Catherine urges NHS England to meet children’s hospice promise

Newcastle North MP, Catherine McKinnell, has marked Children’s Hospice Week by calling on NHS England to keep its promise to the protect the Children’s Hospice Grant – and go further by increasing it to £25million per year – by tabling this Early Day Motion in Parliament.

Catherine – who is the co-chair of the All-Party Parliamentary Group (APPG) on Children Who Need Palliative Care – also hosted an event in Parliament, alongside the charity Together for Short Lives and APPG co-chair Dr Caroline Johnson MP, to discuss the challenging funding situation currently facing children’s hospices across the country as a result of NHS and local authority funding cuts and the rising costs of providing care.

A new report published by Together for Short Lives has found that, across England:

  • In the two years between 2016/17 and 2018/19, the funding each children’s hospice charity received from local NHS clinical commissioning groups (CCGs) reduced on average by more than £7,000 – a 2% cut from £371,303 to £364,076.
  • In the last year, between 2017/18 and 2018/19, nearly three quarters (74%) of children’s hospice charities experienced a real-terms cut (a cut, freeze or increase below 1.8%) in the money they received from CCGs. Over half (56%) of children’s hospice charities experienced cuts or freezes in CCG funding in cash terms.
  • Funding is also very patchy and varies widely across local areas: 15% of children’s hospice charities receive nothing at all from their CCGs.
  • The money that each children’s hospice has to spend each year to meet the needs of seriously ill children and their families has grown to an average of £3,681,442 – a 4.5% increase between 2016/17 and 2018/19, faster than the rate of inflation.
  • This combination of falling CCG funding and increasing costs is hitting our most vulnerable children and their families: a fifth (19%) of children’s hospice charities are cutting vital short breaks for respite.

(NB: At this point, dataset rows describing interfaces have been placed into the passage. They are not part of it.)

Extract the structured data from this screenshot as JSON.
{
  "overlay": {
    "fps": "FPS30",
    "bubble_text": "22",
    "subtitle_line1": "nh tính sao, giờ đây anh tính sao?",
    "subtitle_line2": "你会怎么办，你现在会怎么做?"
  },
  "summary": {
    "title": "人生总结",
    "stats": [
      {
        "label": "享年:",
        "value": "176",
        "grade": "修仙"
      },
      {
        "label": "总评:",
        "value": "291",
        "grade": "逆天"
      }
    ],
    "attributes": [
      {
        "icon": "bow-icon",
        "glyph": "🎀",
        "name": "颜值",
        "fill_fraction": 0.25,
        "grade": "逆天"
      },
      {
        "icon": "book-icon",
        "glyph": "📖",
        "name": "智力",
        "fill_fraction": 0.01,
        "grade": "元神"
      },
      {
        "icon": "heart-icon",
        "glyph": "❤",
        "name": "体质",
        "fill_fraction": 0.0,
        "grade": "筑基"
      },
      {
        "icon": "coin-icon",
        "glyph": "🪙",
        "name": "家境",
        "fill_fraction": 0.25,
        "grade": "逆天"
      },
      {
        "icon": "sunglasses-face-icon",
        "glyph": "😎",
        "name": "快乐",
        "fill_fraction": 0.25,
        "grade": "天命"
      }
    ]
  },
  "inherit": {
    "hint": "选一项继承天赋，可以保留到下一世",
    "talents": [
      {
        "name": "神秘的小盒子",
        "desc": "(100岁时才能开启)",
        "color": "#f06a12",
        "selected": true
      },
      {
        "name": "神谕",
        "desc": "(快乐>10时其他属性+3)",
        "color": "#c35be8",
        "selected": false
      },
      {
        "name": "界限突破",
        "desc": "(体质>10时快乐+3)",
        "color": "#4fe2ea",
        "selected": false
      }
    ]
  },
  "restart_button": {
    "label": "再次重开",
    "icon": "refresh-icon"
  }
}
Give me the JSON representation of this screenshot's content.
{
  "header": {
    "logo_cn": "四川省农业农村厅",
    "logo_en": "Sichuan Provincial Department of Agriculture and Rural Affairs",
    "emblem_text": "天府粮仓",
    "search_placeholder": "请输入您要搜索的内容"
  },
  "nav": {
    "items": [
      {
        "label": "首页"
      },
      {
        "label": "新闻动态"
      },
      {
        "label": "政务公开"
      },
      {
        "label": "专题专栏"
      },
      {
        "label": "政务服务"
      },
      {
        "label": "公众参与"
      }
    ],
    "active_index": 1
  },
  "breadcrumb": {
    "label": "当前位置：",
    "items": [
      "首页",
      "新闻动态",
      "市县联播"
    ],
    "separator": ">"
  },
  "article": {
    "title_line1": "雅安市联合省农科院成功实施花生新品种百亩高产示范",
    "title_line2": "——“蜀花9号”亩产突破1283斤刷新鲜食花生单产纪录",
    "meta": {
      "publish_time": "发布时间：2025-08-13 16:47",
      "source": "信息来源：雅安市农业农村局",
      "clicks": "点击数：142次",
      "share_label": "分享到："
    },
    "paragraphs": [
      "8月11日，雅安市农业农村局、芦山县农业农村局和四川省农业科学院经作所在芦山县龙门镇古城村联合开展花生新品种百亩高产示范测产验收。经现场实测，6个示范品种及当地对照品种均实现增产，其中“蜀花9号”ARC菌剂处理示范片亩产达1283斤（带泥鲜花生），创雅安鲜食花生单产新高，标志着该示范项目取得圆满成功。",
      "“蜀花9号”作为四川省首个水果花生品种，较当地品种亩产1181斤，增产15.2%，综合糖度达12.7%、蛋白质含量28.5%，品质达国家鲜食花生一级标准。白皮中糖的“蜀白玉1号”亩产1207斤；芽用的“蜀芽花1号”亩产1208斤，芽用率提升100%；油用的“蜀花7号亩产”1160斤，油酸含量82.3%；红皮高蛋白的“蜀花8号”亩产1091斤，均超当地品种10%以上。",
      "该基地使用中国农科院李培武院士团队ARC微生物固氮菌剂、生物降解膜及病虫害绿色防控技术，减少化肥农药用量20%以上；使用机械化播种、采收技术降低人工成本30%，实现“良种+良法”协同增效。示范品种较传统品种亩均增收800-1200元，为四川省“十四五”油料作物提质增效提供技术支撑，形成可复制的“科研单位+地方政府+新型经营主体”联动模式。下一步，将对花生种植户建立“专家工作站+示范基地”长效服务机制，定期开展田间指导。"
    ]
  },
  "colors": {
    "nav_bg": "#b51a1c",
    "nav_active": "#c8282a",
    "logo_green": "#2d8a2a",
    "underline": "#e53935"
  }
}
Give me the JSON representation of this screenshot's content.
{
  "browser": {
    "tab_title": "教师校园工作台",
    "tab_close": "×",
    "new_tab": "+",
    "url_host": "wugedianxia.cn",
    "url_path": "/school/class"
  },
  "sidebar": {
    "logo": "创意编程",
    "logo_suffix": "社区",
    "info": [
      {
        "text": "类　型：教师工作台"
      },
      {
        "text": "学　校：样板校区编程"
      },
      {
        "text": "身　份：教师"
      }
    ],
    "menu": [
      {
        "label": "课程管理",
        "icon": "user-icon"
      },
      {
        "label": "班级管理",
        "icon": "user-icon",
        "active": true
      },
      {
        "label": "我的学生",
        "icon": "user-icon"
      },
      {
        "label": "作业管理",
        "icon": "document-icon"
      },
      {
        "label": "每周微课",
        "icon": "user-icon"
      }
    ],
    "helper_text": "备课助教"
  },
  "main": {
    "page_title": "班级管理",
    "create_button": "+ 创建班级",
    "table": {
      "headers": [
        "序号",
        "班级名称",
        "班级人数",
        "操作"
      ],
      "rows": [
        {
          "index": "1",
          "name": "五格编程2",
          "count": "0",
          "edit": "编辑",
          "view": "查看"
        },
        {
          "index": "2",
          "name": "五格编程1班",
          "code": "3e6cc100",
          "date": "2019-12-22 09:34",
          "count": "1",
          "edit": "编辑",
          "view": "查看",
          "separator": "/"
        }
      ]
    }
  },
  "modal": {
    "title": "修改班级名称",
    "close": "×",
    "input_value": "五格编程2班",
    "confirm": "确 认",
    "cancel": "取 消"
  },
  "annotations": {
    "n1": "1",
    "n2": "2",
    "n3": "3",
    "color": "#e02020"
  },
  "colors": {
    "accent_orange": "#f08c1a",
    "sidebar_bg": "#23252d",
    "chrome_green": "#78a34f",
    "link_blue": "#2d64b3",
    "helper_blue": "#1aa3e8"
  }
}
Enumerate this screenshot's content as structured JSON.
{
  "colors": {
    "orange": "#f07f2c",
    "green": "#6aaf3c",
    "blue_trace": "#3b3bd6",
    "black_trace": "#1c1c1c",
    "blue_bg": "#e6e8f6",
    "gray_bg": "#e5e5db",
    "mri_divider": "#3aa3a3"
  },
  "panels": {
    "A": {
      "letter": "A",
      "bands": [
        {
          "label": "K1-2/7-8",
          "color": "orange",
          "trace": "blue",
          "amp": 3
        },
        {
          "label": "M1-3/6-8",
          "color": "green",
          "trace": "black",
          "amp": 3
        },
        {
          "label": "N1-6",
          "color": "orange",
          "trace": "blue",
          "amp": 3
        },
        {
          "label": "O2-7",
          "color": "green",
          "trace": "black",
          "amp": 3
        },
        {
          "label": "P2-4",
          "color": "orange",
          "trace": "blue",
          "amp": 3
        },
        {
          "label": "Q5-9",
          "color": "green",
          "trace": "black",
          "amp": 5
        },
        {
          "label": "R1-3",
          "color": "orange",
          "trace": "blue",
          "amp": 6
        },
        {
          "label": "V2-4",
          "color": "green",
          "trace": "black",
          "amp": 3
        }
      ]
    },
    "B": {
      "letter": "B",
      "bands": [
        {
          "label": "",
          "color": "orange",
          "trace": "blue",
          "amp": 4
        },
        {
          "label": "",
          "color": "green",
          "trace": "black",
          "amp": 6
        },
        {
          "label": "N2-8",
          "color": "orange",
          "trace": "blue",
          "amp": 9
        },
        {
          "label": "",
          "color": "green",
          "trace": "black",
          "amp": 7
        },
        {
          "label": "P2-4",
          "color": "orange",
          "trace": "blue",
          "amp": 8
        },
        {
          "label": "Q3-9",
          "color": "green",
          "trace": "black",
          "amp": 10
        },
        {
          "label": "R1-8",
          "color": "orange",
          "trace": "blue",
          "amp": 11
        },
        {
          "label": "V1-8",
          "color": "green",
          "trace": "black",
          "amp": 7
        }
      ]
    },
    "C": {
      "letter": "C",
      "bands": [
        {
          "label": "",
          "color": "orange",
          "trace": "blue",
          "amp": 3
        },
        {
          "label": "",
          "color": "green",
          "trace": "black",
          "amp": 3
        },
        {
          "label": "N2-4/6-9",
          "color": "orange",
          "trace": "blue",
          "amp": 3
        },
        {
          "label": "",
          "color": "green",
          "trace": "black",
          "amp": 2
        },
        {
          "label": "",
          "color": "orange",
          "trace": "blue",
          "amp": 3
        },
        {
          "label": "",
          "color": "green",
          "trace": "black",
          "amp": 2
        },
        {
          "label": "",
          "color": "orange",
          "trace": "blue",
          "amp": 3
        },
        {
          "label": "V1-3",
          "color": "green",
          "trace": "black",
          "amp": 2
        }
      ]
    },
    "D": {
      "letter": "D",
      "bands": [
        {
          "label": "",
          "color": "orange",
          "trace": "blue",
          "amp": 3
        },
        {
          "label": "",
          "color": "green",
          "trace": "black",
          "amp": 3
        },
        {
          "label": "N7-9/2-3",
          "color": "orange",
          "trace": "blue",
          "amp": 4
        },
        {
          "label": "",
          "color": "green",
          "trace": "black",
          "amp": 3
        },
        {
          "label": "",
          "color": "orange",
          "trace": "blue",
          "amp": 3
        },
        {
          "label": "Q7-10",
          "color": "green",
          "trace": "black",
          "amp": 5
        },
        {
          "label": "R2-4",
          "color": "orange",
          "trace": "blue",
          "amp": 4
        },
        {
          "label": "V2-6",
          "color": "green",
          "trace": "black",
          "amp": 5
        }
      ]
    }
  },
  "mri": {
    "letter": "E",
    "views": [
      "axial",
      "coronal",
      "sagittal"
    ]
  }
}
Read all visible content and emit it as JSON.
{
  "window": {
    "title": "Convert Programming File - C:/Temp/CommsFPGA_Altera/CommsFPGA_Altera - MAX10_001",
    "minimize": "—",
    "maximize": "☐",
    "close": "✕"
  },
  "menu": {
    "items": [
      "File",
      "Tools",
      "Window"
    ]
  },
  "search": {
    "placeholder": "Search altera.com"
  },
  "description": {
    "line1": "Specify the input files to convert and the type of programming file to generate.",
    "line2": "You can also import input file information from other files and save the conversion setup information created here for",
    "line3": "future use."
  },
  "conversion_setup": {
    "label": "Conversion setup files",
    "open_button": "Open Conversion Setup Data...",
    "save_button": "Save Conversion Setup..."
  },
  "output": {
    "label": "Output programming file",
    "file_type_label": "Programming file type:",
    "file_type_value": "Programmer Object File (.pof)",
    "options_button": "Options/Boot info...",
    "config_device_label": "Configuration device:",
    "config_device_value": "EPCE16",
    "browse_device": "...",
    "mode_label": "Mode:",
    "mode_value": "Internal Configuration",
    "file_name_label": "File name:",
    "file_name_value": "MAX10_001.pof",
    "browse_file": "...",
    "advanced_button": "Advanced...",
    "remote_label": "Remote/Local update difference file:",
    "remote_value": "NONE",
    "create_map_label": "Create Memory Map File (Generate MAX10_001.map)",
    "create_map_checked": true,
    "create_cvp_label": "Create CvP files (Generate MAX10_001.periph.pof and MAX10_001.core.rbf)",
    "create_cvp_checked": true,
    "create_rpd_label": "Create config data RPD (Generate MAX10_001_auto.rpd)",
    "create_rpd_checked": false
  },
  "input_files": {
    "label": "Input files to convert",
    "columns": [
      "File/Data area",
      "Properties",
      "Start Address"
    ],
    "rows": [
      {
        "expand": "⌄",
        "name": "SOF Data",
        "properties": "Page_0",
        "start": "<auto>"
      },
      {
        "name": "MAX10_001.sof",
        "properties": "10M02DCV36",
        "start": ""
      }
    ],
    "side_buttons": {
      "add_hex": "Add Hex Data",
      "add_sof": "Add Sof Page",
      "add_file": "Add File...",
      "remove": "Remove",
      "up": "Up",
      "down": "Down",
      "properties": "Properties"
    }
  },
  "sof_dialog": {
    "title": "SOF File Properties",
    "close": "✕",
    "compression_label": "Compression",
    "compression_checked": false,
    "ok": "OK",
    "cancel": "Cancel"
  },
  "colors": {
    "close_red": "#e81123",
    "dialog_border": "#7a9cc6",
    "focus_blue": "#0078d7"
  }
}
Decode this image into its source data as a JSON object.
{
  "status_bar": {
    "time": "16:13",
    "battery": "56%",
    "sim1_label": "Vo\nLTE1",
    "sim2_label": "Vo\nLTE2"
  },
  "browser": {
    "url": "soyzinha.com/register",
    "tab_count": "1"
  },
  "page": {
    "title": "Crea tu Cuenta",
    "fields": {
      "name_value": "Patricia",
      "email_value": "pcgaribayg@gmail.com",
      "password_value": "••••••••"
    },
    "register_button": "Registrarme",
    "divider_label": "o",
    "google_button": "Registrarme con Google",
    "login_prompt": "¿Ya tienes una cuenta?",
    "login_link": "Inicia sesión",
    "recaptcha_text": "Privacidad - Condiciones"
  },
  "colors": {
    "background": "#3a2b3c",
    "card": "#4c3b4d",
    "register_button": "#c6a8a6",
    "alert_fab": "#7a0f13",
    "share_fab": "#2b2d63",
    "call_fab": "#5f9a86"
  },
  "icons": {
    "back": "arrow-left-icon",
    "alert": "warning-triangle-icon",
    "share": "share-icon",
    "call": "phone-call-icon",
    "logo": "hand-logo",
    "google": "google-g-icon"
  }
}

There are around 49,000 babies, children and young people living in the UK with health conditions that are life-limiting or life-threatening – and that number is rising. Many of these children have complex conditions and need specialist care 24 hours a day, seven days a week.

The Chief Executive of NHS England, Simon Stevens, had announced on 27th December that, over the next five years, up to £7million additional funding would be made available to children’s hospices each year on top of the existing £11million Children’s Hospice Grant, if local CCGs also provide additional match funding. However, NHS England subsequently rowed back on this promise in its Long Term Plan, which stated that the additional funding will also be made available to other, non-hospice palliative care services.

Catherine said:

Children’s hospices across the country – including St Oswald’s in Newcastle – provide absolutely crucial support to seriously ill children and their families, with very little contribution from the state. They receive enormous support from local communities to keep these important services open, but the long-term sustainability of these organisations – and the very specialist clinical care they provide – really shouldn’t have to rely on never-ending fundraising drives and the public’s generosity. Children with life-limiting conditions and their families don’t have time to waste during what can be the most challenging time imaginable.

‘I’m really proud to celebrate the fantastic work that children’s hospices do, and to continue to press for that to be finally reflected in fair and sustainable funding.’

 Andy Fletcher, Chief Executive of Together for Short Lives, said:

‘All children’s palliative care services, delivered in hospitals, children’s hospices and the community, need equitable and sustainable funding. However, children’s hospices in England are facing a dangerous cocktail of growing costs and declining, patchy NHS funding, which is putting their long-term future at risk. It is simply not sustainable to expect specialist children’s palliative care services provided by children’s hospices to be funded by charity reserves and the generosity of the public. It is time for Simon Stevens to make good on the commitment he made at Christmas by protecting the grant and increase NHS funding for children’s hospices.’